Provost Hall said: “Over the weekend, we saw the full horror of the events in Paris, which have shocked and saddened the entire world.

“The people of Renfrewshire were quick to express their solidarity with those affected by the attacks – and we wanted to give them a chance to come together and do so publicly.

“At the same time, we are also considering other tragic events around the world – such as last week’s bombing in Beirut.

“Our community has already demonstrated its compassion following the distressing episodes over the weekend.

“And we look forward to showing the same compassion to the refugees who are arriving here this week after fleeing that terror.”

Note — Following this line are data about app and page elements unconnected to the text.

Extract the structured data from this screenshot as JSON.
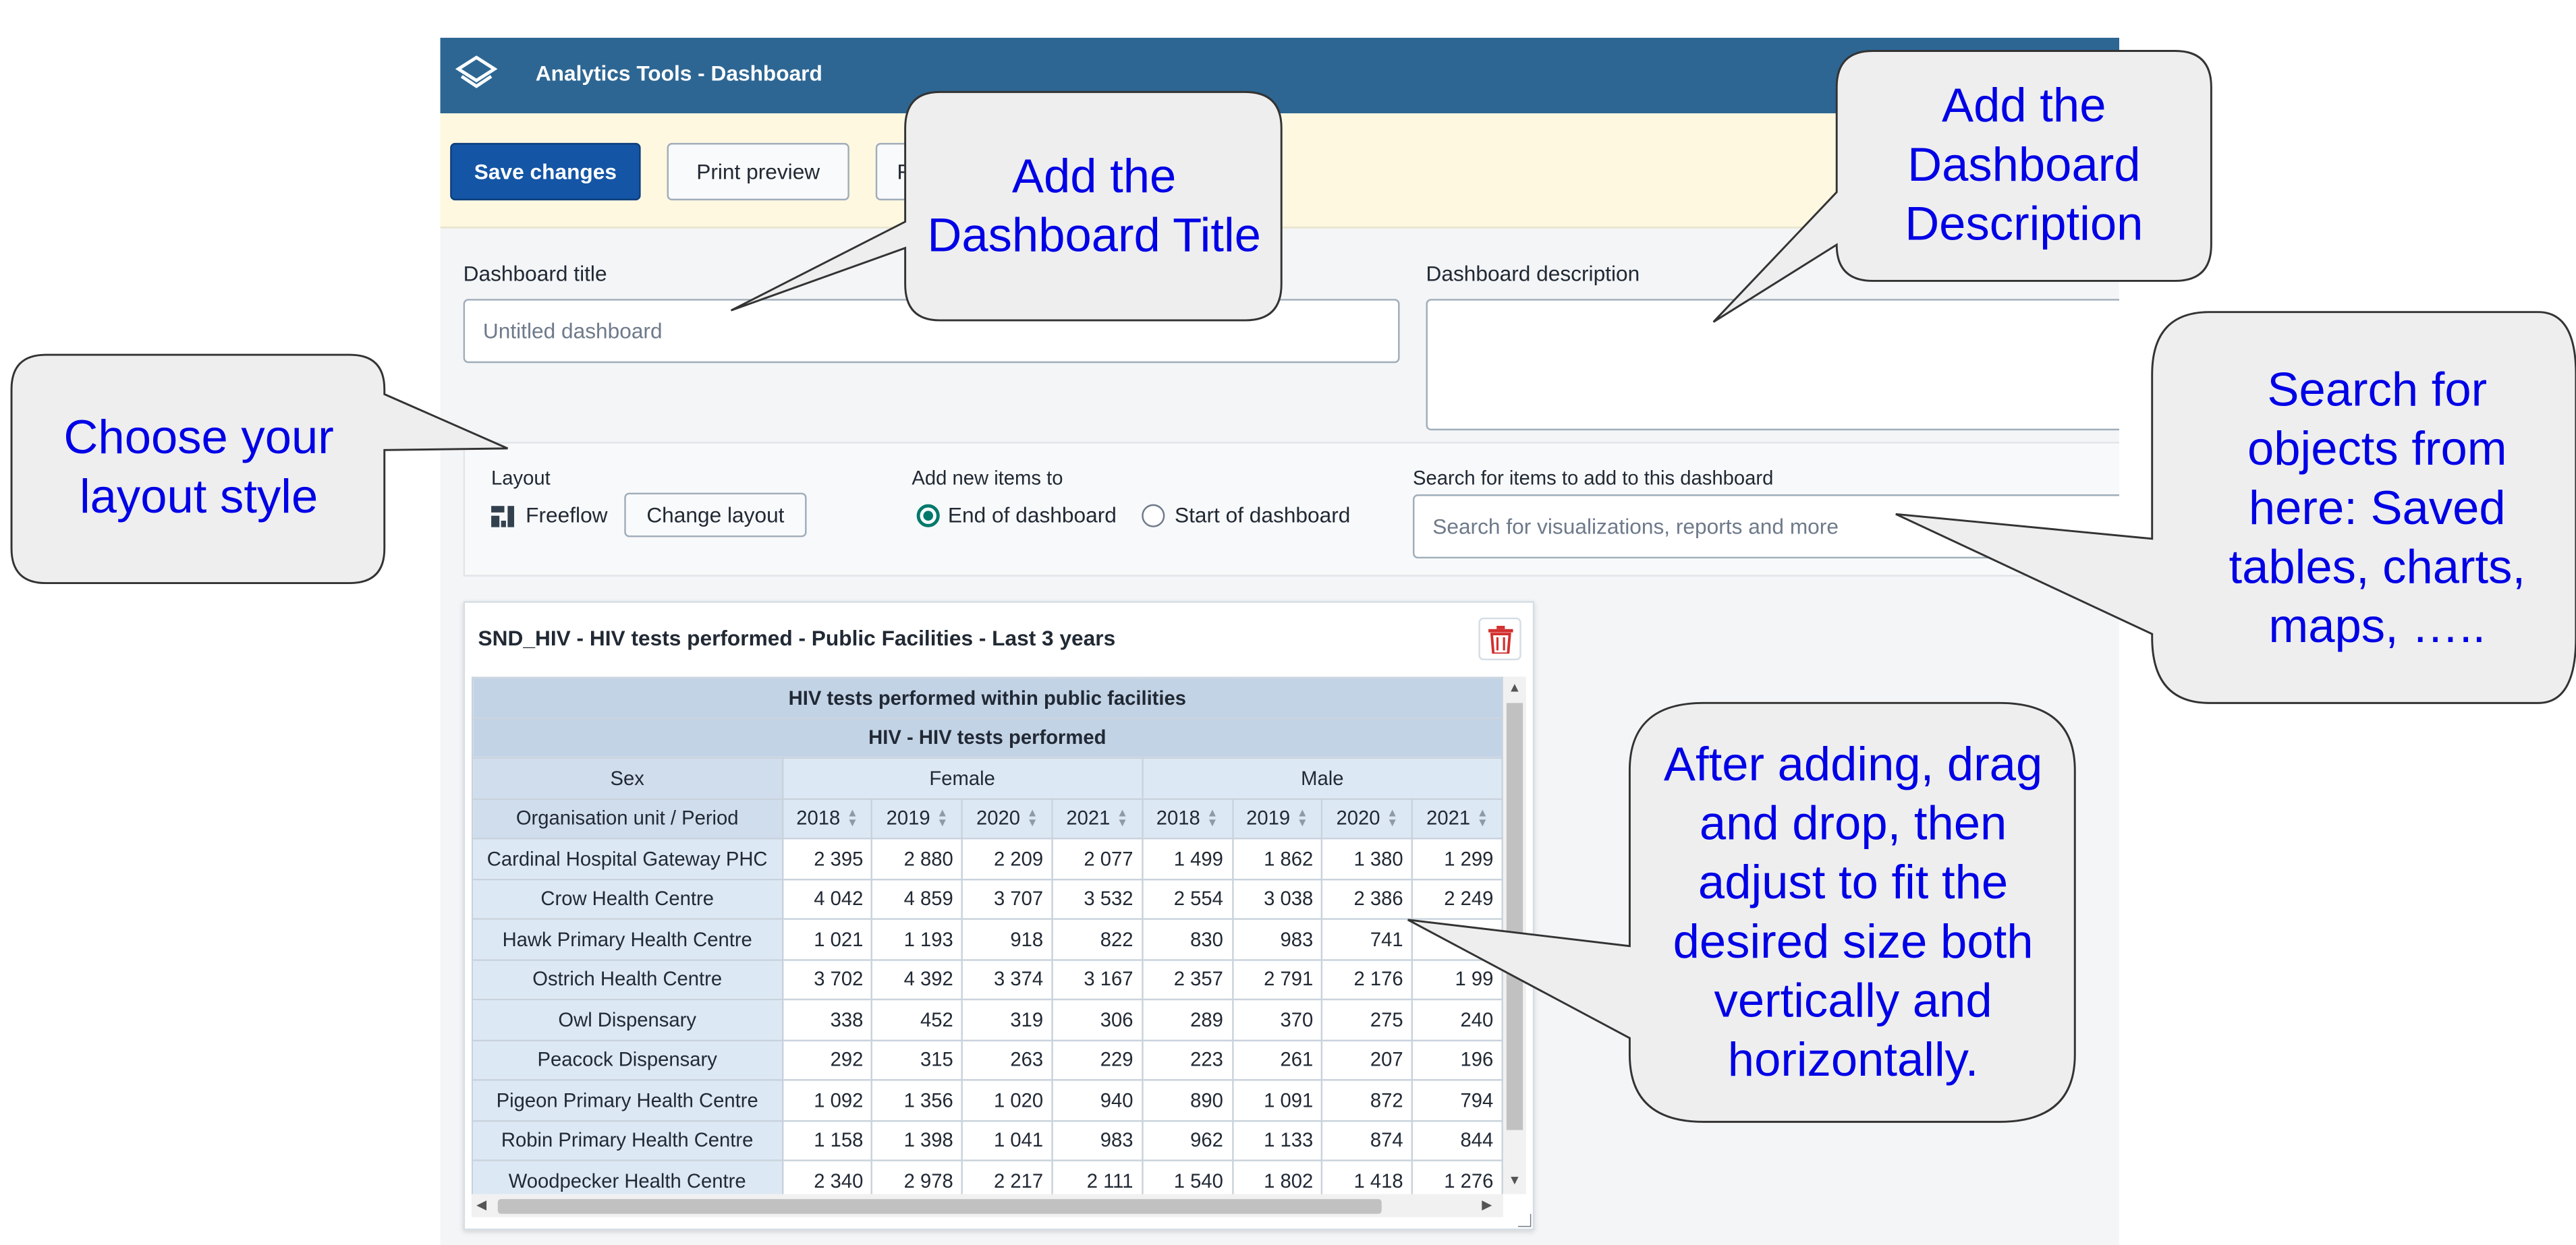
{
  "app": {
    "title": "Analytics Tools - Dashboard"
  },
  "toolbar": {
    "save_label": "Save changes",
    "print_label": "Print preview",
    "third_label": "F"
  },
  "form": {
    "title_label": "Dashboard title",
    "title_placeholder": "Untitled dashboard",
    "description_label": "Dashboard description",
    "description_value": ""
  },
  "layout": {
    "section_label": "Layout",
    "current": "Freeflow",
    "change_label": "Change layout",
    "add_label": "Add new items to",
    "options": [
      {
        "label": "End of dashboard",
        "checked": true
      },
      {
        "label": "Start of dashboard",
        "checked": false
      }
    ],
    "search_label": "Search for items to add to this dashboard",
    "search_placeholder": "Search for visualizations, reports and more"
  },
  "item": {
    "title": "SND_HIV - HIV tests performed - Public Facilities - Last 3 years",
    "table_title": "HIV tests performed within public facilities",
    "data_element": "HIV - HIV tests performed",
    "dim_label": "Sex",
    "groups": [
      "Female",
      "Male"
    ],
    "corner_label": "Organisation unit / Period",
    "periods": [
      "2018",
      "2019",
      "2020",
      "2021",
      "2018",
      "2019",
      "2020",
      "2021"
    ],
    "rows": [
      {
        "name": "Cardinal Hospital Gateway PHC",
        "values": [
          "2 395",
          "2 880",
          "2 209",
          "2 077",
          "1 499",
          "1 862",
          "1 380",
          "1 299"
        ]
      },
      {
        "name": "Crow Health Centre",
        "values": [
          "4 042",
          "4 859",
          "3 707",
          "3 532",
          "2 554",
          "3 038",
          "2 386",
          "2 249"
        ]
      },
      {
        "name": "Hawk Primary Health Centre",
        "values": [
          "1 021",
          "1 193",
          "918",
          "822",
          "830",
          "983",
          "741",
          ""
        ]
      },
      {
        "name": "Ostrich Health Centre",
        "values": [
          "3 702",
          "4 392",
          "3 374",
          "3 167",
          "2 357",
          "2 791",
          "2 176",
          "1 99"
        ]
      },
      {
        "name": "Owl Dispensary",
        "values": [
          "338",
          "452",
          "319",
          "306",
          "289",
          "370",
          "275",
          "240"
        ]
      },
      {
        "name": "Peacock Dispensary",
        "values": [
          "292",
          "315",
          "263",
          "229",
          "223",
          "261",
          "207",
          "196"
        ]
      },
      {
        "name": "Pigeon Primary Health Centre",
        "values": [
          "1 092",
          "1 356",
          "1 020",
          "940",
          "890",
          "1 091",
          "872",
          "794"
        ]
      },
      {
        "name": "Robin Primary Health Centre",
        "values": [
          "1 158",
          "1 398",
          "1 041",
          "983",
          "962",
          "1 133",
          "874",
          "844"
        ]
      },
      {
        "name": "Woodpecker Health Centre",
        "values": [
          "2 340",
          "2 978",
          "2 217",
          "2 111",
          "1 540",
          "1 802",
          "1 418",
          "1 276"
        ]
      }
    ]
  },
  "callouts": {
    "title": "Add the Dashboard Title",
    "description": "Add the Dashboard Description",
    "layout": "Choose your layout style",
    "search": "Search for objects from here: Saved tables, charts, maps, …..",
    "resize": "After adding, drag and drop, then adjust to fit the desired size both vertically and horizontally."
  },
  "icons": {
    "logo": "layers-logo-icon",
    "layout": "freeflow-layout-icon",
    "delete": "trash-icon"
  },
  "colors": {
    "header": "#2d6693",
    "primary_button": "#1455a5",
    "callout_text": "#0000e6",
    "trash": "#d32f2f"
  }
}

Rev Alan Birss added: “It was heartening to see the community of Renfrewshire show its support to all those affected by the terrorist attacks in Paris and in other parts of the world.